This sounds awfully bold; but it wasn't really. The day was warm, the sun was bright, the wind was encouraging but not too exciting, and the weather radio bore nothing but good auguries.
The weather radio proved to be right. About noon I was able to peg the tiller and adjust the sheets -- half an inch makes a difference -- and once I got it right, the Scapegrace sailed herself, on a course ever so slightly east of the ideal but certainly close enough. I took a long-overdue shower on the foredeck with lukewarm water from my solar shower, a funky little plastic bag that heats up a gallon or so of water when the sun is shining, and then I went below to potter and, well, to be honest, I took a nap.
Sailboats, in their own quiet way, are rather noisy, and you don't always know where the noise is coming from. Pocketaqueek -- pocketaqueek -- the 'pocket' you know is the rigging, and the 'a' is the rudder post thumping in its poorly-bushed tube; but what the hell is queek?
You never find out, but even queek you get used to. What you are not expecting is an immense unprecedented noise like God clearing his throat: a-HEMMMM!
Just such a noise jarred me like an electric shock out of my nap and sent me scrambling, faster than I would have thought I could move, up into the cockpit. What in the name of all that's holy...?!
Nothing. Nothing unusual on the boat, nothing on the horizon, nothing nearby -- no boats, no change in the weather. Nothing. Sun still shining, wind where it was, Scapegrace sailing herself as sweet as you could wish.
I was starting to think I had dreamed it. But then, just off the starboard rail, the water surged and boiled, like I remember water doing below hydroelectric dams in Kentucky, where I grew up, and a vast dark something broke the surface.
"Vast dark something" is a little melodramatic. Oh, it's accurate enough.
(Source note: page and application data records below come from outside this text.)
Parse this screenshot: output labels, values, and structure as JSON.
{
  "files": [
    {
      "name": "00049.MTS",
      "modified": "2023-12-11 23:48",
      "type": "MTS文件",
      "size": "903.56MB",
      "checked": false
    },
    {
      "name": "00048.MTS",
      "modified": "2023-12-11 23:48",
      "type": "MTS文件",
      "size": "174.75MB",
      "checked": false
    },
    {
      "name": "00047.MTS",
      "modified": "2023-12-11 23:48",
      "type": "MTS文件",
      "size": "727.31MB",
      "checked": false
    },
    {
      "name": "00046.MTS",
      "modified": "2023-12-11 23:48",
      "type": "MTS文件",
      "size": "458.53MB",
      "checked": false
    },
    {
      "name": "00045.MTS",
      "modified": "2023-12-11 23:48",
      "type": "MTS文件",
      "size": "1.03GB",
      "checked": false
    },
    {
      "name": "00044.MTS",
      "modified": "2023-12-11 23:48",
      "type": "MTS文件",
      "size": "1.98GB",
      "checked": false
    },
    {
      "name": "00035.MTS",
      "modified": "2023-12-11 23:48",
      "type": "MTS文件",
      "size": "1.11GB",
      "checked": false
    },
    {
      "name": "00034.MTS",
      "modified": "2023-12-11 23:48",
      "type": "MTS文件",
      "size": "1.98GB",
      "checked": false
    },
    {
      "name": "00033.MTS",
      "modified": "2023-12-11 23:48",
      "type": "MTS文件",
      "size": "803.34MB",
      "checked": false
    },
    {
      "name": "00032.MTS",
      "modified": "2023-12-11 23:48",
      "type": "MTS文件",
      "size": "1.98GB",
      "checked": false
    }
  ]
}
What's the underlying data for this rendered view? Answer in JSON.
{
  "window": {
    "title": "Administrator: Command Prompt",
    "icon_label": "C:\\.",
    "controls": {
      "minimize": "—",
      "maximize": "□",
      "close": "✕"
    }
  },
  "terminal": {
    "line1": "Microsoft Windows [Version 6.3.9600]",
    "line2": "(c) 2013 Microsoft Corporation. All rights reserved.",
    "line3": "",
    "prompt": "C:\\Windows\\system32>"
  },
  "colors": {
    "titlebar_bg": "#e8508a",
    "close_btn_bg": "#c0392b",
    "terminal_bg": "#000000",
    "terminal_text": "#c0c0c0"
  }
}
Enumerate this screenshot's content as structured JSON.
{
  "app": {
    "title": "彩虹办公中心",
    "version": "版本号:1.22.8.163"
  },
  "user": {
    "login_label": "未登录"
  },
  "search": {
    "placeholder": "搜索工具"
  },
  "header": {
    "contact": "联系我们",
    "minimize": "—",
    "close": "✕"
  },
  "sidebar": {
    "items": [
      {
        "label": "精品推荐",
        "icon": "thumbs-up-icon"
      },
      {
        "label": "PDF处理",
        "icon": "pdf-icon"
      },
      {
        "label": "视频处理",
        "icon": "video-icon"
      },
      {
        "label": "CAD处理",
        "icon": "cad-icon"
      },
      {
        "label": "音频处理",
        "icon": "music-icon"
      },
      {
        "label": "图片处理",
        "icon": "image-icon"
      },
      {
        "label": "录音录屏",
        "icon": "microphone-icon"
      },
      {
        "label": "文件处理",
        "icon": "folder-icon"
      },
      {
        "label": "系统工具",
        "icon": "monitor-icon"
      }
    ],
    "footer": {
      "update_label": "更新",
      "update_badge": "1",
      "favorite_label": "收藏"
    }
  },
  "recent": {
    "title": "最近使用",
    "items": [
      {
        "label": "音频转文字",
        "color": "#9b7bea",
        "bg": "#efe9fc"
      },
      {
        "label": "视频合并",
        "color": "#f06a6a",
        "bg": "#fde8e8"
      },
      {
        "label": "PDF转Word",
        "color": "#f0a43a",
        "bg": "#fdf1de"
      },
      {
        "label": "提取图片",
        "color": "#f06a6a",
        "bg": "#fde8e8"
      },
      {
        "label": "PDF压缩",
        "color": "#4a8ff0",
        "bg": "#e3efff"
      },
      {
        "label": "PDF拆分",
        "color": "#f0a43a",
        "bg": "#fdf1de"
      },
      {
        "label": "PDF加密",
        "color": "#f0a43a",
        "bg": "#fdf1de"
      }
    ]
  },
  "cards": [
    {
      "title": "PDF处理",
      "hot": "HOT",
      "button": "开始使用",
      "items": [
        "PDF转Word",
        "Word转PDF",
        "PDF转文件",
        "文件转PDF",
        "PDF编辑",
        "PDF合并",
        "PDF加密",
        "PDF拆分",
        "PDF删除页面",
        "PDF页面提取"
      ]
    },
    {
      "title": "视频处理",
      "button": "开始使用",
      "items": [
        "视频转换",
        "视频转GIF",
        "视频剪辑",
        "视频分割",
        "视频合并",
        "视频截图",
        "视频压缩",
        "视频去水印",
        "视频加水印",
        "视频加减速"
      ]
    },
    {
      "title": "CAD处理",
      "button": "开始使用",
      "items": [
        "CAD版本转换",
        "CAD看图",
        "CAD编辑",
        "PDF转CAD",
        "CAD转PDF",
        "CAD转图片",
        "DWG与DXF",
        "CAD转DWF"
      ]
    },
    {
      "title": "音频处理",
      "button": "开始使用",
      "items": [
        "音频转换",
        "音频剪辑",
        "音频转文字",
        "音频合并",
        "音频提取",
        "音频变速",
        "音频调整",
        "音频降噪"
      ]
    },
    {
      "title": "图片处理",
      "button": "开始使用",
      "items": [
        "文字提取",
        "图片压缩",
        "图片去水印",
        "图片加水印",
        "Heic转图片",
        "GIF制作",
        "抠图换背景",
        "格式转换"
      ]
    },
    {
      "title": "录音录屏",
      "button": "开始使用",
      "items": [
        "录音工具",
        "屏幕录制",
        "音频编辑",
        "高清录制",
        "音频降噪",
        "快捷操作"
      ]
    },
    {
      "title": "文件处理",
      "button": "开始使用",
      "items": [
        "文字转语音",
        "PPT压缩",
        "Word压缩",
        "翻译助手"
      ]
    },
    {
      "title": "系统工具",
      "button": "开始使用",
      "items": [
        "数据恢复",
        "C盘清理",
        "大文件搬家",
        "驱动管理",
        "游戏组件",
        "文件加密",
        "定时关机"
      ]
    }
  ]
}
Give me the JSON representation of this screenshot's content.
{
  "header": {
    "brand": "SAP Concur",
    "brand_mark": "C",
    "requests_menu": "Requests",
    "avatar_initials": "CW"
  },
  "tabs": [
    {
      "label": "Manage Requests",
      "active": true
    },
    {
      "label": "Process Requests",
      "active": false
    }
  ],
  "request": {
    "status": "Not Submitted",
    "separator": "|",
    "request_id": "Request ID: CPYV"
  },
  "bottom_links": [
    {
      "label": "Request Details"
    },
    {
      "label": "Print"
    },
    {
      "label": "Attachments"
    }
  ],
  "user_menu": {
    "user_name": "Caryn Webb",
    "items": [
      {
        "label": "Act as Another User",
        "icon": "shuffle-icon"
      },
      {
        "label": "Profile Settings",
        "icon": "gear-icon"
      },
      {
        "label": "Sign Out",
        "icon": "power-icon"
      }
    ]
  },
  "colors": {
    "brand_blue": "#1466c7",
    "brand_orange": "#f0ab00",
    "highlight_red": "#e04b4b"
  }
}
But the odd fact is, I never had a microsecond's doubt what it was. I didn't think it was an uncharted sandbar or a log or a submarine. I knew instantly, the way I would have known my best friend's face, that it was a whale -- five, six feet away; I could have touched him with the boat pole, if I had had the boat pole, and if I were ill-bred enough to do such a thing.
Funny how an animal knows an animal instantly. We must be wired for it, on some subcortical level. Not only did I know immediately that this was another animal -- somehow I also knew he meant me no harm.
I suppose, in retrospect, that he must have been surprised to see a sailboat scudding along with nobody on deck, and he came over to check it out.
He -- or she; who knows? -- was a beautiful animal, the deep deep brown that might as well be black, smooth, glossy in the bright sun, with an absurdly tiny sickle-shaped dorsal fin.
I could only see his or her back; his head and tail were submerged -- but what I could see, above water, was quite a bit longer than my little boat.
He or she swam idly along next to me for a few seconds, then exhaled again -- whoosh!
That was the sound I had heard, the sound that bounced me out of my bunk and sent me on deck with pulses pounding.
This second exhalation seemed to have a slightly humorous character -- a hint of a Leviathan laugh. Not an unkind laugh, but a laugh expressing the unfathomable mirth of a mighty creature at a joke you and I could never share.
And then he dove -- or I guess "sounded" is the right word -- and I saw him no more. But I will see him in my dreams until the day I die.